Your Guide to Prospecting in Alaska
May 2013 by Steve HerschbachAlaska is getting a lot of interest these days, not least because of all the gold prospecting shows on television. Hardly a month seems to pass without some new prospecting show being announced, and a couple of the most popular feature Alaska.
My largest nugget from this area is almost one-half ounce. I’ve found several smaller chunks and many pickers in addition to the fines and flakes that I put in my poke.
I believe dry washing is an underappreciated prospecting method. There are plenty of places where there is some pretty decent gold to be had, but the spot is a long way from any water and dry processing may well be the best way to go.
Some of the wire forms are strange and fantastic, with wires sticking out in twisted, seemingly random directions. Others have deformed crystals and all of them have significant value to collectors.
So, how much rain does it take to cause a major movement of gravels in a stream and redistribute the gold? The technical answer is enough water to move the bed load of the river.
The metal is expensive, not because it is rare but because of the expense to produce and work it. The minerals mined for titanium are all oxides, unlike many base metals that are mostly mined as sulfide minerals.
Placers that are directly associated with lode deposits are sometimes overlooked and may have good potential for those who are willing to search for them.
Of course, I know a bit about crevicing, but Steve seems to really have a knack for it, and I’m all about continual learning. I can always learn a few tricks from the pros.
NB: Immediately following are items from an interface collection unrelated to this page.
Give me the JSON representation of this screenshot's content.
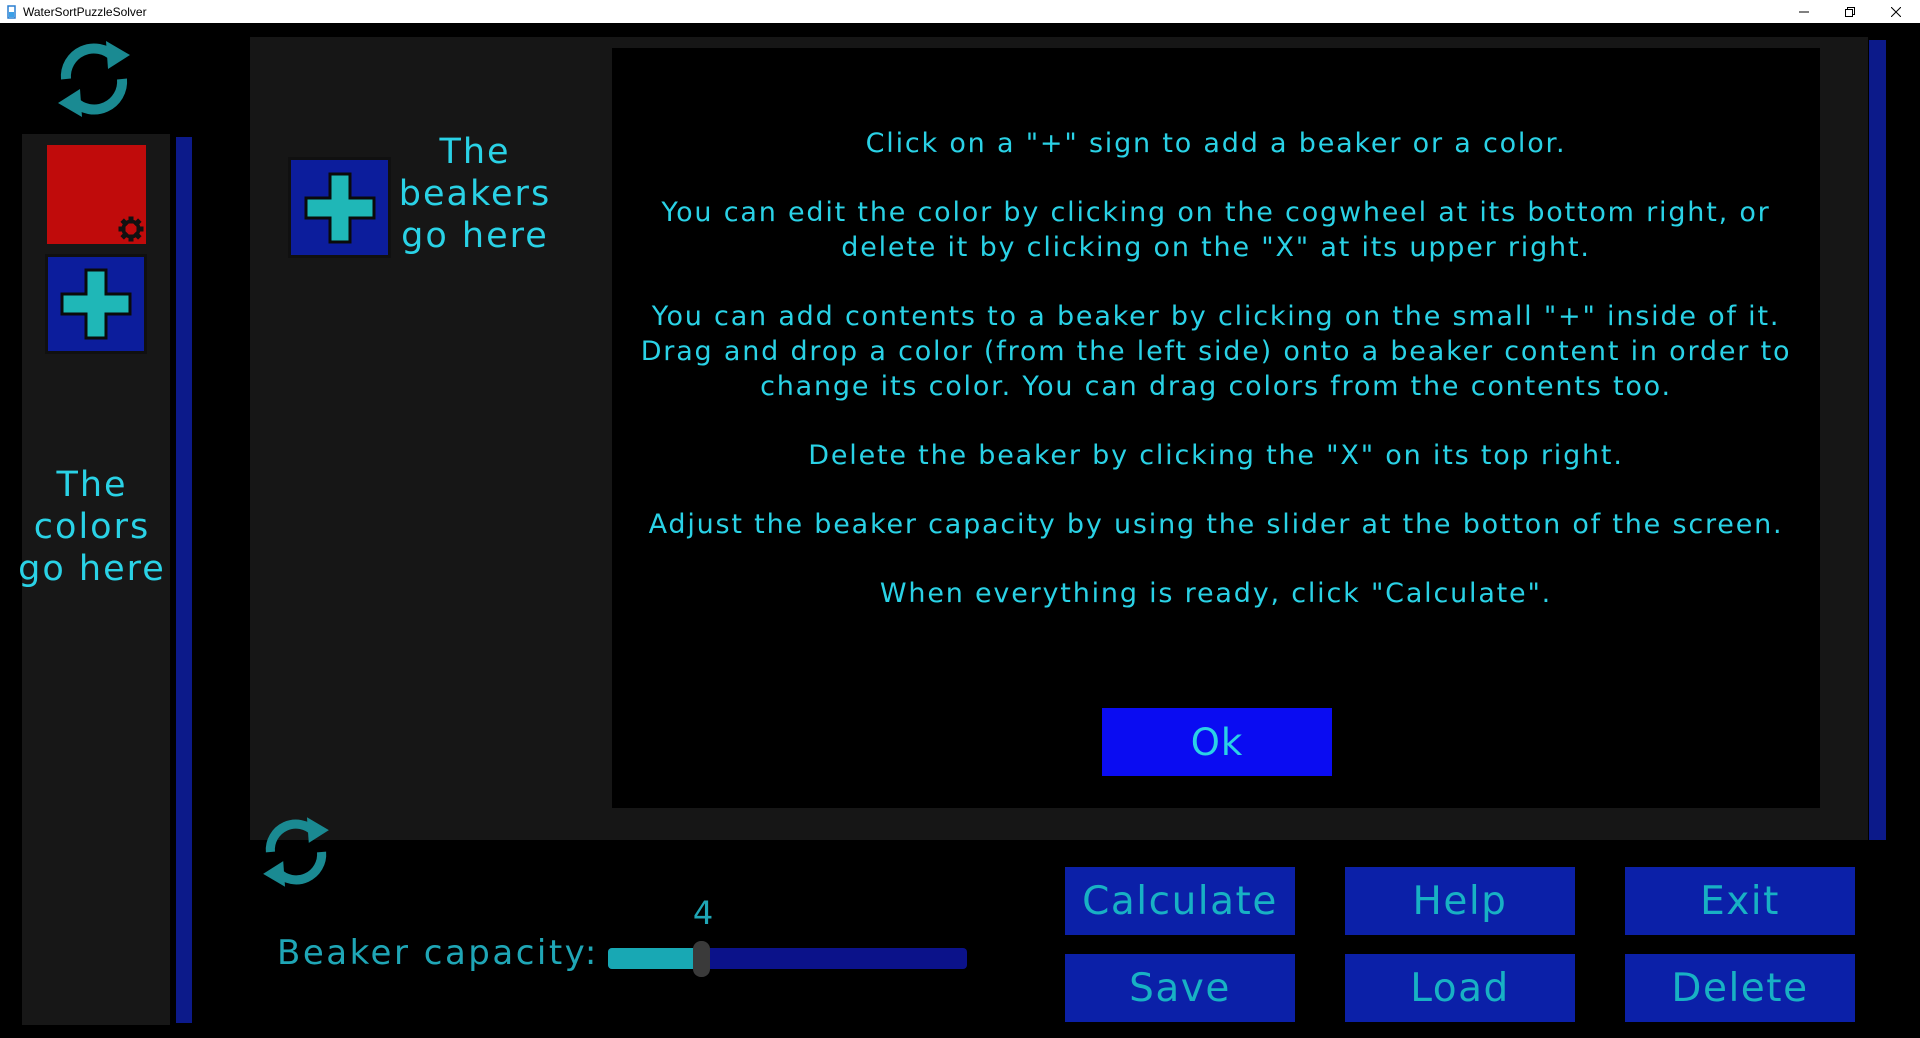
{
  "window": {
    "title": "WaterSortPuzzleSolver",
    "minimize_icon": "minimize-icon",
    "restore_icon": "restore-icon",
    "close_icon": "close-icon"
  },
  "colors_panel": {
    "hint": "The\ncolors\ngo here",
    "swatches": [
      {
        "color": "#c00b0b",
        "edit_icon": "cogwheel-icon"
      }
    ],
    "add_icon": "plus-icon",
    "reset_icon": "refresh-icon"
  },
  "beakers_panel": {
    "hint": "The\nbeakers\ngo here",
    "add_icon": "plus-icon",
    "reset_icon": "refresh-icon"
  },
  "help_dialog": {
    "paragraphs": [
      "Click on a \"+\" sign to add a beaker or a color.",
      "You can edit the color by clicking on the cogwheel at its bottom right, or\ndelete it by clicking on the \"X\" at its upper right.",
      "You can add contents to a beaker by clicking on the small \"+\" inside of it.\nDrag and drop a color (from the left side) onto a beaker content in order to\nchange its color. You can drag colors from the contents too.",
      "Delete the beaker by clicking the \"X\" on its top right.",
      "Adjust the beaker capacity by using the slider at the botton of the screen.",
      "When everything is ready, click \"Calculate\"."
    ],
    "ok_label": "Ok"
  },
  "capacity": {
    "label": "Beaker capacity:",
    "value": "4",
    "slider_fraction": 0.26
  },
  "buttons": {
    "calculate": "Calculate",
    "help": "Help",
    "exit": "Exit",
    "save": "Save",
    "load": "Load",
    "delete": "Delete"
  },
  "theme": {
    "accent_text": "#2ad2e6",
    "button_bg": "#0b20a8",
    "ok_bg": "#0a0cf2",
    "plus_tile_bg": "#0c1d9c",
    "plus_cross": "#1fb7b7",
    "scrollbar": "#0c1a8a"
  }
}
The Bawl Mill • Gold Rush in the Congo • Find of a Lifetime • All About Quartz—Part I • Over the Divide • Shallow Water Crevicing Can Bring Big Rewards • A Father and Son Prospecting Adventure • Home Office Deductions • Advantages of Modern Prospectors • Searchers' Dreams • Gold in Unlikely Places • Melman on Gold & Silver • Mining Stock Quotes and Mineral & Metal Prices